- _Exercise prompt_:
Pick each line that has "Starting" out of the records.

- _Excerpted records_:
_____

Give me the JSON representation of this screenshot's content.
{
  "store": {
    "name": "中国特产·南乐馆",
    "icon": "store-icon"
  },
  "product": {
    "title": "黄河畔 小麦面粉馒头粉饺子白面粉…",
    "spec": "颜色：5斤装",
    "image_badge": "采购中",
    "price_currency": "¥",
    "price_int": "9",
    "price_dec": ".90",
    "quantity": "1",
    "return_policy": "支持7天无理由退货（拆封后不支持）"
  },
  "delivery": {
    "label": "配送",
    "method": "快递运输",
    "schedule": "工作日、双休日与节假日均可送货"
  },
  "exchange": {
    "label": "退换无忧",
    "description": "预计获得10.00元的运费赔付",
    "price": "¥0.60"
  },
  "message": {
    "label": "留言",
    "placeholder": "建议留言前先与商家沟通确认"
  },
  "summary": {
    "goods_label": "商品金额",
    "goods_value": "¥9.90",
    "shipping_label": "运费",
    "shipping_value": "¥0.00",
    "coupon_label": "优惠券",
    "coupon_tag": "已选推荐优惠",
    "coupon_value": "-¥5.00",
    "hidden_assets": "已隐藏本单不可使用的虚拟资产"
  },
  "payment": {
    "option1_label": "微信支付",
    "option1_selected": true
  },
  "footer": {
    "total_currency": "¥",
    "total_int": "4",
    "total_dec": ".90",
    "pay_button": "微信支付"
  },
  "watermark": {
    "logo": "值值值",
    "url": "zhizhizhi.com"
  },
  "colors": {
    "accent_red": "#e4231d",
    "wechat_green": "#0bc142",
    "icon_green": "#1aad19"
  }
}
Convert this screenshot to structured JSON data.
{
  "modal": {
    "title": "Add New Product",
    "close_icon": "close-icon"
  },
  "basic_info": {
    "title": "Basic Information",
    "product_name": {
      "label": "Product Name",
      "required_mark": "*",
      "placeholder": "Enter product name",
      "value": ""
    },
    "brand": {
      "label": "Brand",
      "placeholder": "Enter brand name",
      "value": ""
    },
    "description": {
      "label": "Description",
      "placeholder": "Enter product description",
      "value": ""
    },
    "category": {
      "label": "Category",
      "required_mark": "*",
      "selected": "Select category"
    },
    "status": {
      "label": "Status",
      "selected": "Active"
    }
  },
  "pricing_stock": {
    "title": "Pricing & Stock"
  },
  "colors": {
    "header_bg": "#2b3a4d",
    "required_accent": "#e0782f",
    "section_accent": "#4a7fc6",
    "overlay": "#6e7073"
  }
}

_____

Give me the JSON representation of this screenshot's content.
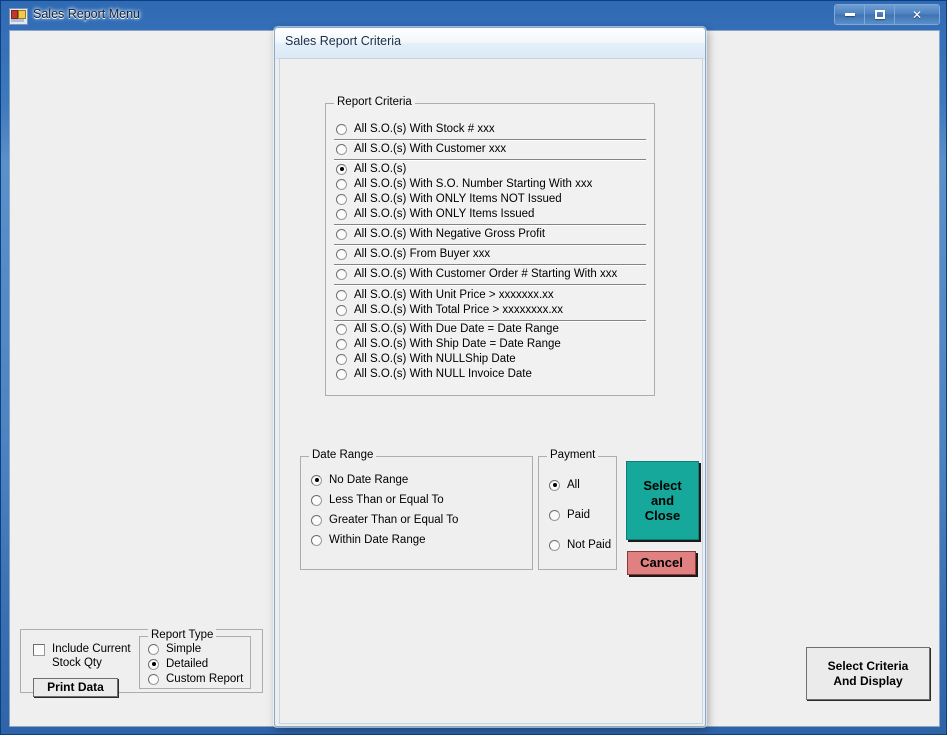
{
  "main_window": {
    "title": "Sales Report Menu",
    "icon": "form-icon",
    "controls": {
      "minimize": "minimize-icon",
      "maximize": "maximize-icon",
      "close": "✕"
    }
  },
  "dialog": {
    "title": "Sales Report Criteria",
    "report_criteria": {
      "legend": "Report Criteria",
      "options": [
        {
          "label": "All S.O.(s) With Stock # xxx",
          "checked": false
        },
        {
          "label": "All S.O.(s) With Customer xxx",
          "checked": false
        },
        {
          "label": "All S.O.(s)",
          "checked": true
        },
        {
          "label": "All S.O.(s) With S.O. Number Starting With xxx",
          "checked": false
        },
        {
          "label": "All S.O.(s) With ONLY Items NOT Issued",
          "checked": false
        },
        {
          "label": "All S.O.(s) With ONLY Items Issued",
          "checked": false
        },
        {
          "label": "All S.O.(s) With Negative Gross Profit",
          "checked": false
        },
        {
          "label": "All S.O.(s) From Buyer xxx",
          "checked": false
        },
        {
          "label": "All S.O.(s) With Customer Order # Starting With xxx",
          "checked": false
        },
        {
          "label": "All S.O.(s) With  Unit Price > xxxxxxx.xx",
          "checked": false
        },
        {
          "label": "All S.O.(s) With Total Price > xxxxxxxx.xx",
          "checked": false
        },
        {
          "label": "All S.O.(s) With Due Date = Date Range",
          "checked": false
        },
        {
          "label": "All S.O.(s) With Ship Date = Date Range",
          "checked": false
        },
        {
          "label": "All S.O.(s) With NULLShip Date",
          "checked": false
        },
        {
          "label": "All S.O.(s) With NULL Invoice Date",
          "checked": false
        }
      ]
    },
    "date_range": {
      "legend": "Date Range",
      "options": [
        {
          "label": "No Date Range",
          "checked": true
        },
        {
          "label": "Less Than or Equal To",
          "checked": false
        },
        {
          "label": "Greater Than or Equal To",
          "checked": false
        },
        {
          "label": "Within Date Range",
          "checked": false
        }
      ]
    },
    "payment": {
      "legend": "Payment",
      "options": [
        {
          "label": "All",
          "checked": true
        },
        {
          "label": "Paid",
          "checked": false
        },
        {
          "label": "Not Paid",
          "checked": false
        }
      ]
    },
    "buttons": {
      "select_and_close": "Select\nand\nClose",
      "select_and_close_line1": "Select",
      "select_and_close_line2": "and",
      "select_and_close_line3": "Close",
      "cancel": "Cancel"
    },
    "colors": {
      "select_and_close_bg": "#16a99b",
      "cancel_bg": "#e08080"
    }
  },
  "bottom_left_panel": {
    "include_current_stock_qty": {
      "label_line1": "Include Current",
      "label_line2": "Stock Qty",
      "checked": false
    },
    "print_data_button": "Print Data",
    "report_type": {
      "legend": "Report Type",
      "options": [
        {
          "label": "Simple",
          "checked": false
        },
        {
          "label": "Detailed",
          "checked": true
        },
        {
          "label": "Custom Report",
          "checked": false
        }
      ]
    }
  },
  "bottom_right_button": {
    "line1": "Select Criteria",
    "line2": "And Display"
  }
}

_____

- _Answer area_:
          "label": "All S.O.(s) With S.O. Number Starting With xxx",
          "label": "All S.O.(s) With Customer Order # Starting With xxx",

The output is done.